TASK BRIEF:
An exact reprint of every record below is required, with the pictures left out.

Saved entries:
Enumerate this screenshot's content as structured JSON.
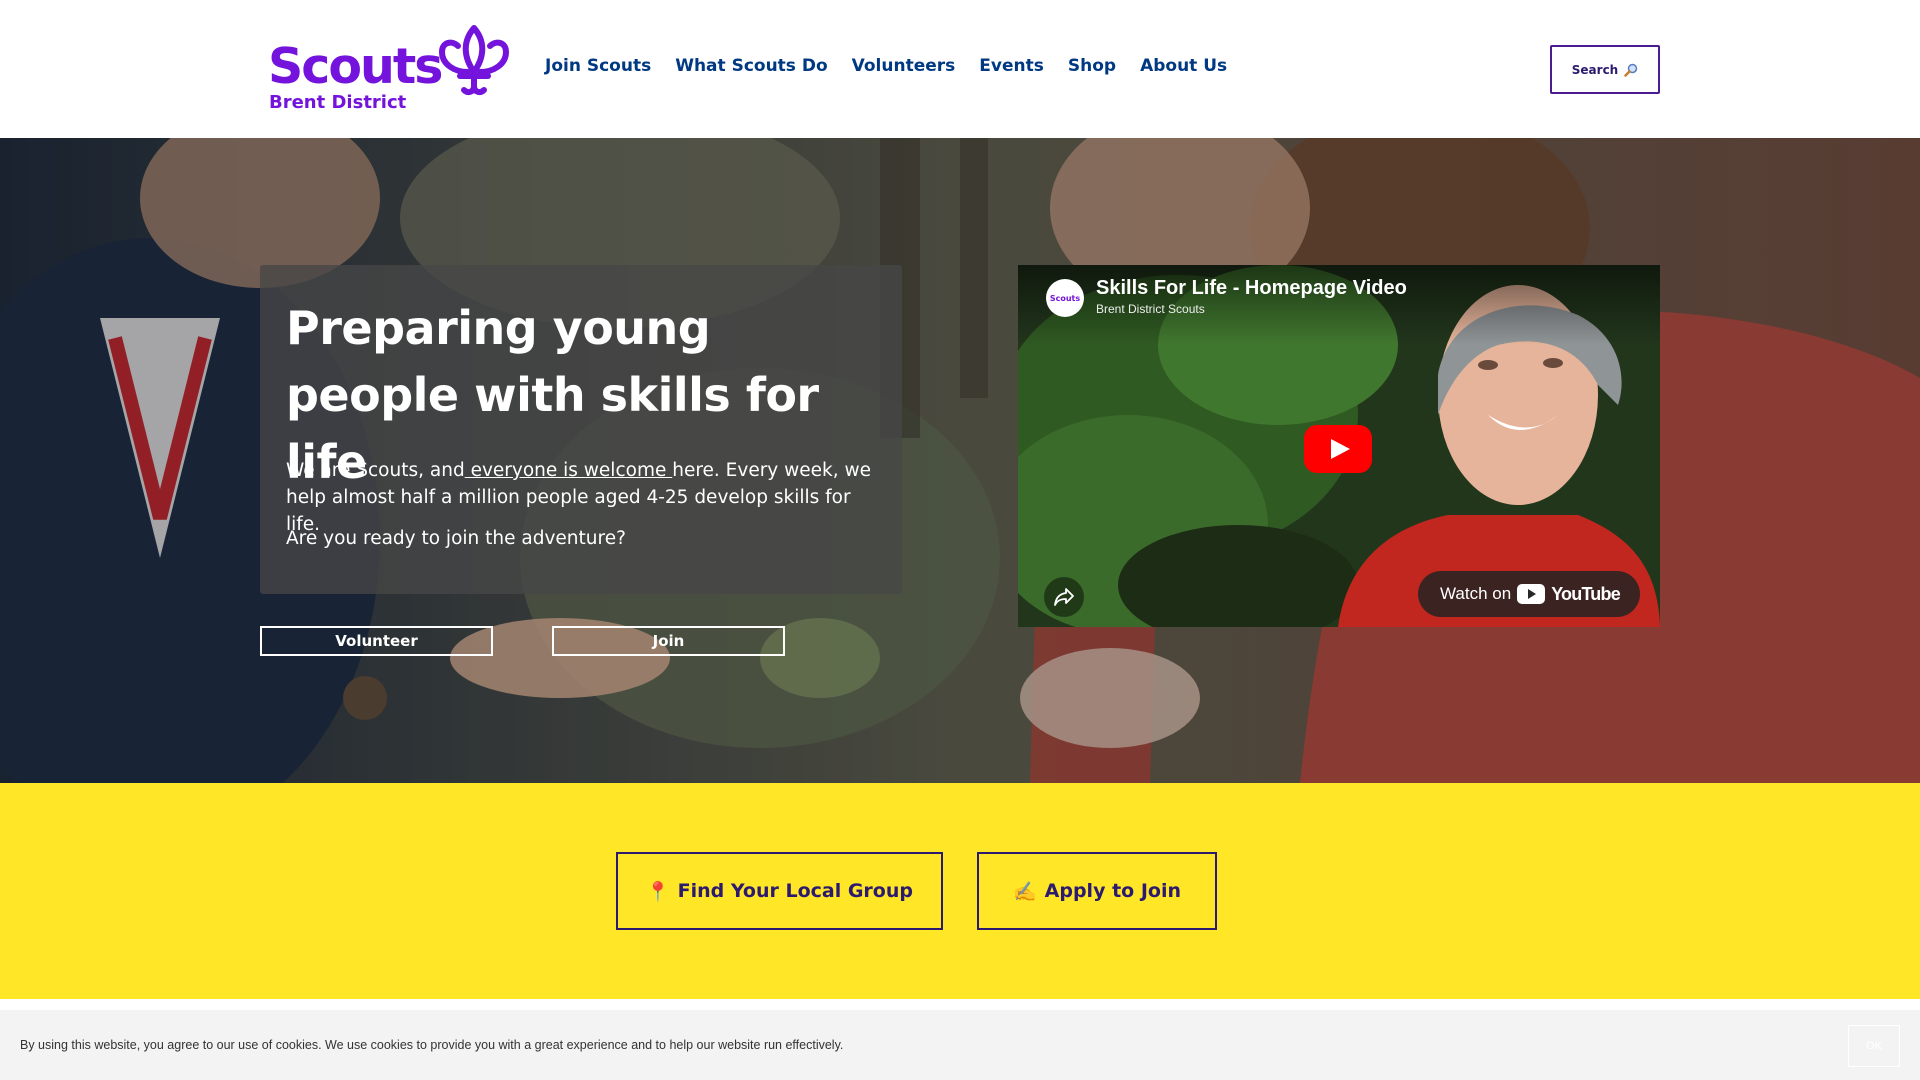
{
  "brand": {
    "name": "Scouts",
    "district": "Brent District",
    "color": "#7413dc"
  },
  "nav": {
    "items": [
      {
        "label": "Join Scouts"
      },
      {
        "label": "What Scouts Do"
      },
      {
        "label": "Volunteers"
      },
      {
        "label": "Events"
      },
      {
        "label": "Shop"
      },
      {
        "label": "About Us"
      }
    ],
    "search_label": "Search",
    "search_icon": "magnifier-icon"
  },
  "hero": {
    "title": "Preparing young people with skills for life",
    "text_before": "We are Scouts, and",
    "text_link": " everyone is welcome ",
    "text_after": "here. Every week, we help almost half a million people aged 4-25 develop skills for life.",
    "question": "Are you ready to join the adventure?",
    "volunteer_label": "Volunteer",
    "join_label": "Join"
  },
  "video": {
    "title": "Skills For Life - Homepage Video",
    "channel": "Brent District Scouts",
    "avatar_text": "Scouts",
    "watch_on_label": "Watch on",
    "platform": "YouTube",
    "play_color": "#ff0000"
  },
  "cta": {
    "find_icon": "📍",
    "find_label": "Find Your Local Group",
    "apply_icon": "✍️",
    "apply_label": "Apply to Join",
    "band_color": "#ffe627"
  },
  "cookie": {
    "text": "By using this website, you agree to our use of cookies. We use cookies to provide you with a great experience and to help our website run effectively.",
    "ok_label": "OK"
  }
}
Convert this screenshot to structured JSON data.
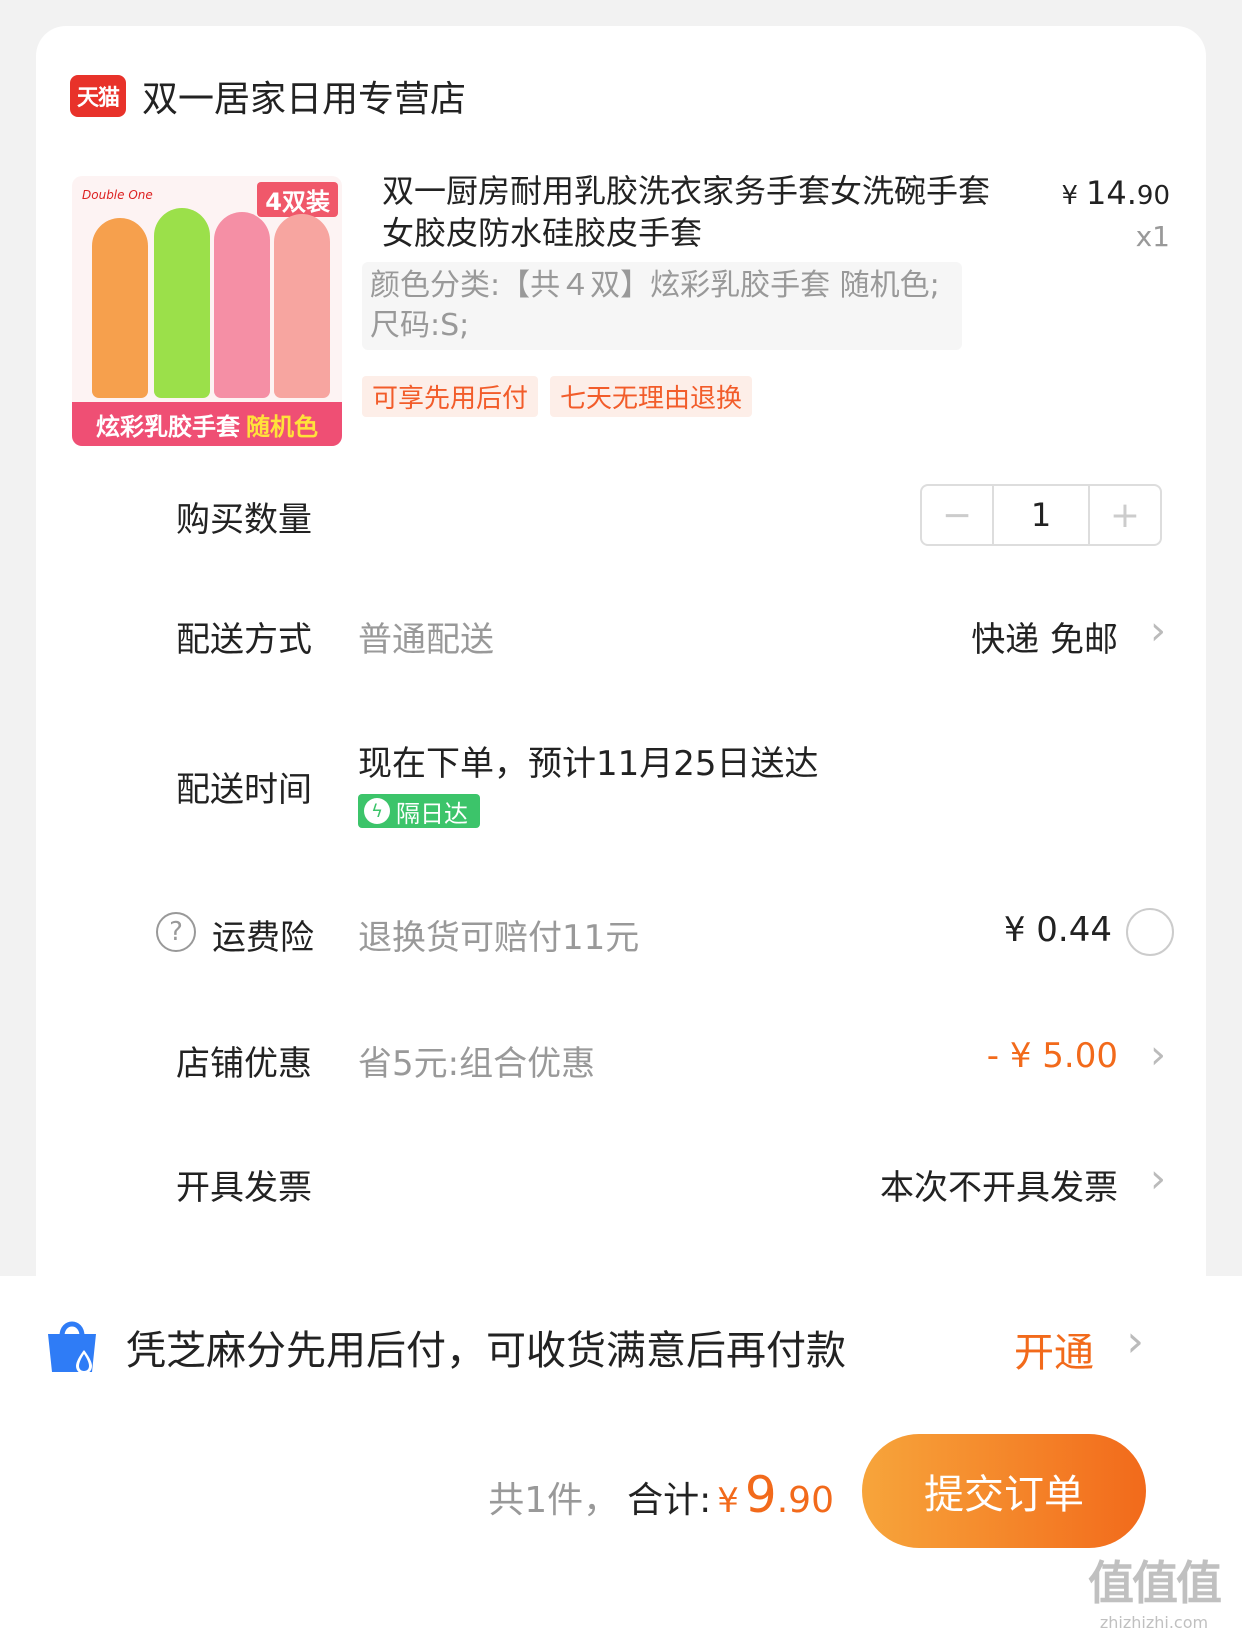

EXERCISE RESPONSE:
Enumerate this screenshot's content as structured JSON.
{
  "brand": {
    "name": "Scouts",
    "district": "Brent District",
    "color": "#7413dc"
  },
  "nav": {
    "items": [
      {
        "label": "Join Scouts"
      },
      {
        "label": "What Scouts Do"
      },
      {
        "label": "Volunteers"
      },
      {
        "label": "Events"
      },
      {
        "label": "Shop"
      },
      {
        "label": "About Us"
      }
    ],
    "search_label": "Search",
    "search_icon": "magnifier-icon"
  },
  "hero": {
    "title": "Preparing young people with skills for life",
    "text_before": "We are Scouts, and",
    "text_link": " everyone is welcome ",
    "text_after": "here. Every week, we help almost half a million people aged 4-25 develop skills for life.",
    "question": "Are you ready to join the adventure?",
    "volunteer_label": "Volunteer",
    "join_label": "Join"
  },
  "video": {
    "title": "Skills For Life - Homepage Video",
    "channel": "Brent District Scouts",
    "avatar_text": "Scouts",
    "watch_on_label": "Watch on",
    "platform": "YouTube",
    "play_color": "#ff0000"
  },
  "cta": {
    "find_icon": "📍",
    "find_label": "Find Your Local Group",
    "apply_icon": "✍️",
    "apply_label": "Apply to Join",
    "band_color": "#ffe627"
  },
  "cookie": {
    "text": "By using this website, you agree to our use of cookies. We use cookies to provide you with a great experience and to help our website run effectively.",
    "ok_label": "OK"
  }
}
Convert this screenshot to structured JSON data.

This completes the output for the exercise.